EXCERPTED DATA »
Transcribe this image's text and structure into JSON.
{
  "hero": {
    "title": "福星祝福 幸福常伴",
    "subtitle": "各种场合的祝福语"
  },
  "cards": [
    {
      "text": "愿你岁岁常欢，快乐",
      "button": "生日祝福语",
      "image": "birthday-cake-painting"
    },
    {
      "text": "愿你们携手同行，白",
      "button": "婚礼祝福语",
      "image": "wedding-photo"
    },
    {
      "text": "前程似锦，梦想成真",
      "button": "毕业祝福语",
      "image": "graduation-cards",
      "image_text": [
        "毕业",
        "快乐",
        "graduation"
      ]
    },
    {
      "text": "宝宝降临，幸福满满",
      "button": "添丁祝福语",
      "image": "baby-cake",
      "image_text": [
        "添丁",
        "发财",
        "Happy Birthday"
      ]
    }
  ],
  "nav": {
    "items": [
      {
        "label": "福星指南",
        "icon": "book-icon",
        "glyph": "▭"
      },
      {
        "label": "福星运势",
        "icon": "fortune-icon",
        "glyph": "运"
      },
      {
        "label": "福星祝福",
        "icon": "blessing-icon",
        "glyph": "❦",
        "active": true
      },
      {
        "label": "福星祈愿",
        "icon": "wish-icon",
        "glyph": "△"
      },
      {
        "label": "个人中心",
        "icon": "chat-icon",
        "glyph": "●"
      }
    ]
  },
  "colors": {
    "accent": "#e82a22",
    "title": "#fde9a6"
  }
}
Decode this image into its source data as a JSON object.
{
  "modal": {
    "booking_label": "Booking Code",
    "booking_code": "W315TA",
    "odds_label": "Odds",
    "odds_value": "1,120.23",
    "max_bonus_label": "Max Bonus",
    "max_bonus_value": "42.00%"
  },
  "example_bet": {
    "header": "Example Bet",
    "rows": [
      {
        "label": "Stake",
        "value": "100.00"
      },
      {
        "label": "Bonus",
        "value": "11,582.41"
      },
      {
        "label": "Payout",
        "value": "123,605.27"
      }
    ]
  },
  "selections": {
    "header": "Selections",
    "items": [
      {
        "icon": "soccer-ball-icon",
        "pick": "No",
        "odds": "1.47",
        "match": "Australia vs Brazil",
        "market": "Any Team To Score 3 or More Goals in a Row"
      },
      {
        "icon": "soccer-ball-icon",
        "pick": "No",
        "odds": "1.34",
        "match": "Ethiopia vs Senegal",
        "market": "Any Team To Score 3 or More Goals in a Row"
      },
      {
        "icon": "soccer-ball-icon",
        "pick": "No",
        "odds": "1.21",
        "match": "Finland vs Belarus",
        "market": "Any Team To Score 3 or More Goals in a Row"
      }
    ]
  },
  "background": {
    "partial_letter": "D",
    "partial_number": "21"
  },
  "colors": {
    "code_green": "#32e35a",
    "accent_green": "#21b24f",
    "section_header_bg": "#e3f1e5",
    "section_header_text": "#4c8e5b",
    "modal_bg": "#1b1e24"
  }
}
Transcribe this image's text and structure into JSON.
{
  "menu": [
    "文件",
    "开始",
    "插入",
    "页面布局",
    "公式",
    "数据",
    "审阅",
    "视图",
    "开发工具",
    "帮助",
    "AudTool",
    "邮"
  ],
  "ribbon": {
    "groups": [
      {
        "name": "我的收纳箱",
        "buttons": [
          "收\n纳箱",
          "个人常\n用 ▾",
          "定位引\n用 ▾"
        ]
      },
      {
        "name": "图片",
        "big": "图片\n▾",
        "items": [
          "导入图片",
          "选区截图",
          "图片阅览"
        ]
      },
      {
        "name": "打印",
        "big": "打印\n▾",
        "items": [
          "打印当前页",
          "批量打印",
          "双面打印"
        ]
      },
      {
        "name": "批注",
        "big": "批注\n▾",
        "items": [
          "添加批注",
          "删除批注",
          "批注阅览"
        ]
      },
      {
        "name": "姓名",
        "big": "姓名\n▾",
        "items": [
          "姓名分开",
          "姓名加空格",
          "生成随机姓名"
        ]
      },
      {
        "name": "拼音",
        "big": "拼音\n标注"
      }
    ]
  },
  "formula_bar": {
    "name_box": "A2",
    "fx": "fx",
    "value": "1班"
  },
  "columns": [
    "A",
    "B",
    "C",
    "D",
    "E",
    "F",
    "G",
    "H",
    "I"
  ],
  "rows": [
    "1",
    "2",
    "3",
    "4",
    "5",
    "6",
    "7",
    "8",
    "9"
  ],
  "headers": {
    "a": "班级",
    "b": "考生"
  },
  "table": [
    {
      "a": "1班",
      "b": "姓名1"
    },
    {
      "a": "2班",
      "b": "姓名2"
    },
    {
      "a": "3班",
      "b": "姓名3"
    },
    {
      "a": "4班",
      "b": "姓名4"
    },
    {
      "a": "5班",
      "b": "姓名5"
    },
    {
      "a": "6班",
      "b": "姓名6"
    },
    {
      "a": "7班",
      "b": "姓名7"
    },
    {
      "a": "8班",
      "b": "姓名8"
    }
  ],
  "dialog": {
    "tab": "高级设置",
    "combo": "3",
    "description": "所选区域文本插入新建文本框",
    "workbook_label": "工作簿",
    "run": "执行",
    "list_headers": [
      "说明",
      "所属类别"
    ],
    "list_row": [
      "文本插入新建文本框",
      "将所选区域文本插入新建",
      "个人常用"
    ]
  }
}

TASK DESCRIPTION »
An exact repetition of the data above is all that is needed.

EXERCISE ANSWER »
Transcribe this image's text and structure into JSON.
{
  "hero": {
    "title": "福星祝福 幸福常伴",
    "subtitle": "各种场合的祝福语"
  },
  "cards": [
    {
      "text": "愿你岁岁常欢，快乐",
      "button": "生日祝福语",
      "image": "birthday-cake-painting"
    },
    {
      "text": "愿你们携手同行，白",
      "button": "婚礼祝福语",
      "image": "wedding-photo"
    },
    {
      "text": "前程似锦，梦想成真",
      "button": "毕业祝福语",
      "image": "graduation-cards",
      "image_text": [
        "毕业",
        "快乐",
        "graduation"
      ]
    },
    {
      "text": "宝宝降临，幸福满满",
      "button": "添丁祝福语",
      "image": "baby-cake",
      "image_text": [
        "添丁",
        "发财",
        "Happy Birthday"
      ]
    }
  ],
  "nav": {
    "items": [
      {
        "label": "福星指南",
        "icon": "book-icon",
        "glyph": "▭"
      },
      {
        "label": "福星运势",
        "icon": "fortune-icon",
        "glyph": "运"
      },
      {
        "label": "福星祝福",
        "icon": "blessing-icon",
        "glyph": "❦",
        "active": true
      },
      {
        "label": "福星祈愿",
        "icon": "wish-icon",
        "glyph": "△"
      },
      {
        "label": "个人中心",
        "icon": "chat-icon",
        "glyph": "●"
      }
    ]
  },
  "colors": {
    "accent": "#e82a22",
    "title": "#fde9a6"
  }
}
Decode this image into its source data as a JSON object.
{
  "modal": {
    "booking_label": "Booking Code",
    "booking_code": "W315TA",
    "odds_label": "Odds",
    "odds_value": "1,120.23",
    "max_bonus_label": "Max Bonus",
    "max_bonus_value": "42.00%"
  },
  "example_bet": {
    "header": "Example Bet",
    "rows": [
      {
        "label": "Stake",
        "value": "100.00"
      },
      {
        "label": "Bonus",
        "value": "11,582.41"
      },
      {
        "label": "Payout",
        "value": "123,605.27"
      }
    ]
  },
  "selections": {
    "header": "Selections",
    "items": [
      {
        "icon": "soccer-ball-icon",
        "pick": "No",
        "odds": "1.47",
        "match": "Australia vs Brazil",
        "market": "Any Team To Score 3 or More Goals in a Row"
      },
      {
        "icon": "soccer-ball-icon",
        "pick": "No",
        "odds": "1.34",
        "match": "Ethiopia vs Senegal",
        "market": "Any Team To Score 3 or More Goals in a Row"
      },
      {
        "icon": "soccer-ball-icon",
        "pick": "No",
        "odds": "1.21",
        "match": "Finland vs Belarus",
        "market": "Any Team To Score 3 or More Goals in a Row"
      }
    ]
  },
  "background": {
    "partial_letter": "D",
    "partial_number": "21"
  },
  "colors": {
    "code_green": "#32e35a",
    "accent_green": "#21b24f",
    "section_header_bg": "#e3f1e5",
    "section_header_text": "#4c8e5b",
    "modal_bg": "#1b1e24"
  }
}
Transcribe this image's text and structure into JSON.
{
  "menu": [
    "文件",
    "开始",
    "插入",
    "页面布局",
    "公式",
    "数据",
    "审阅",
    "视图",
    "开发工具",
    "帮助",
    "AudTool",
    "邮"
  ],
  "ribbon": {
    "groups": [
      {
        "name": "我的收纳箱",
        "buttons": [
          "收\n纳箱",
          "个人常\n用 ▾",
          "定位引\n用 ▾"
        ]
      },
      {
        "name": "图片",
        "big": "图片\n▾",
        "items": [
          "导入图片",
          "选区截图",
          "图片阅览"
        ]
      },
      {
        "name": "打印",
        "big": "打印\n▾",
        "items": [
          "打印当前页",
          "批量打印",
          "双面打印"
        ]
      },
      {
        "name": "批注",
        "big": "批注\n▾",
        "items": [
          "添加批注",
          "删除批注",
          "批注阅览"
        ]
      },
      {
        "name": "姓名",
        "big": "姓名\n▾",
        "items": [
          "姓名分开",
          "姓名加空格",
          "生成随机姓名"
        ]
      },
      {
        "name": "拼音",
        "big": "拼音\n标注"
      }
    ]
  },
  "formula_bar": {
    "name_box": "A2",
    "fx": "fx",
    "value": "1班"
  },
  "columns": [
    "A",
    "B",
    "C",
    "D",
    "E",
    "F",
    "G",
    "H",
    "I"
  ],
  "rows": [
    "1",
    "2",
    "3",
    "4",
    "5",
    "6",
    "7",
    "8",
    "9"
  ],
  "headers": {
    "a": "班级",
    "b": "考生"
  },
  "table": [
    {
      "a": "1班",
      "b": "姓名1"
    },
    {
      "a": "2班",
      "b": "姓名2"
    },
    {
      "a": "3班",
      "b": "姓名3"
    },
    {
      "a": "4班",
      "b": "姓名4"
    },
    {
      "a": "5班",
      "b": "姓名5"
    },
    {
      "a": "6班",
      "b": "姓名6"
    },
    {
      "a": "7班",
      "b": "姓名7"
    },
    {
      "a": "8班",
      "b": "姓名8"
    }
  ],
  "dialog": {
    "tab": "高级设置",
    "combo": "3",
    "description": "所选区域文本插入新建文本框",
    "workbook_label": "工作簿",
    "run": "执行",
    "list_headers": [
      "说明",
      "所属类别"
    ],
    "list_row": [
      "文本插入新建文本框",
      "将所选区域文本插入新建",
      "个人常用"
    ]
  }
}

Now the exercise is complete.